6 Department of Medical Oncology, Academic Medical Center University of Amsterdam, Amsterdam, the Netherlands
BMC Immunology 2012, 13:71 doi:10.1186/1471-2172-13-71Published: 17 December 2012
Chronic fatigue syndrome (CFS) is a clinical condition characterized by severe and disabling fatigue that is medically unexplained and lasts longer than 6 months. Although it is possible to effectively treat CFS, the nature of the underlying physiology remains unclear. Various studies have sought evidence for an underlying disturbance in immunity. The aim of this study was to compare the humoral and cellular immune responses upon influenza vaccination in CFS patients and healthy controls.
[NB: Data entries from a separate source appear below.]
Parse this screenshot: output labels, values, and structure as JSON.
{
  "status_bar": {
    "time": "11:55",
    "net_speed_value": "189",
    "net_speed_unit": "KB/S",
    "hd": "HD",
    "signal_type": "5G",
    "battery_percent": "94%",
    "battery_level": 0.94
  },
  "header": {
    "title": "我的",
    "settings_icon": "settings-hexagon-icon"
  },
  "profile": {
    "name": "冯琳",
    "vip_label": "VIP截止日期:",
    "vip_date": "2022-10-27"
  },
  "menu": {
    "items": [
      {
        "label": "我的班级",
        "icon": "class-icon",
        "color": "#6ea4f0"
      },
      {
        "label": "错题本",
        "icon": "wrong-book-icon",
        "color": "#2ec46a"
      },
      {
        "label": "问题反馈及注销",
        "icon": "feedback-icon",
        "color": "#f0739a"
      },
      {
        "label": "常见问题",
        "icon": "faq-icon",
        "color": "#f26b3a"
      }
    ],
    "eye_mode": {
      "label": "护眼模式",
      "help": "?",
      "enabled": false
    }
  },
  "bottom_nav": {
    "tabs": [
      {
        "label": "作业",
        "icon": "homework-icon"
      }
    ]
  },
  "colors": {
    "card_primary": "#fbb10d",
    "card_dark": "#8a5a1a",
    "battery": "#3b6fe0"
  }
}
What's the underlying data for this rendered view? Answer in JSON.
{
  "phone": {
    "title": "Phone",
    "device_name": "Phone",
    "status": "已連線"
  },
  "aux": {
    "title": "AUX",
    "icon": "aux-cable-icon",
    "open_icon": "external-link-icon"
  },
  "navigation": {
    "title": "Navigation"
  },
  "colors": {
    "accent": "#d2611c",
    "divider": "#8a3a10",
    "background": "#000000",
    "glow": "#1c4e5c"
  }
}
Identical antibody titers were observed in CFS patients and healthy controls. Patients and controls demonstrated similar seroprotection rates against all three virus-strains of the influenza vaccine, both pre- and post-vaccination. Functional T cell reactivity was observed in both CFS patients and healthy controls. CFS patients showed a non-significant, numerically lower cellular proliferation at baseline compared to controls. Vaccination induced a significant increase in cellular proliferation in CFS patients, but not in healthy controls. Cytokine production and the number of regulatory T cells were comparable in patients and controls.
The humoral and cellular immune responses upon influenza vaccination were comparable in CFS patients and healthy controls. Putative aberrations in immune responses in CFS patients were not evident for immunity towards influenza. Standard seasonal influenza vaccination is thus justified and, when indicated, should be recommended for patients suffering from CFS.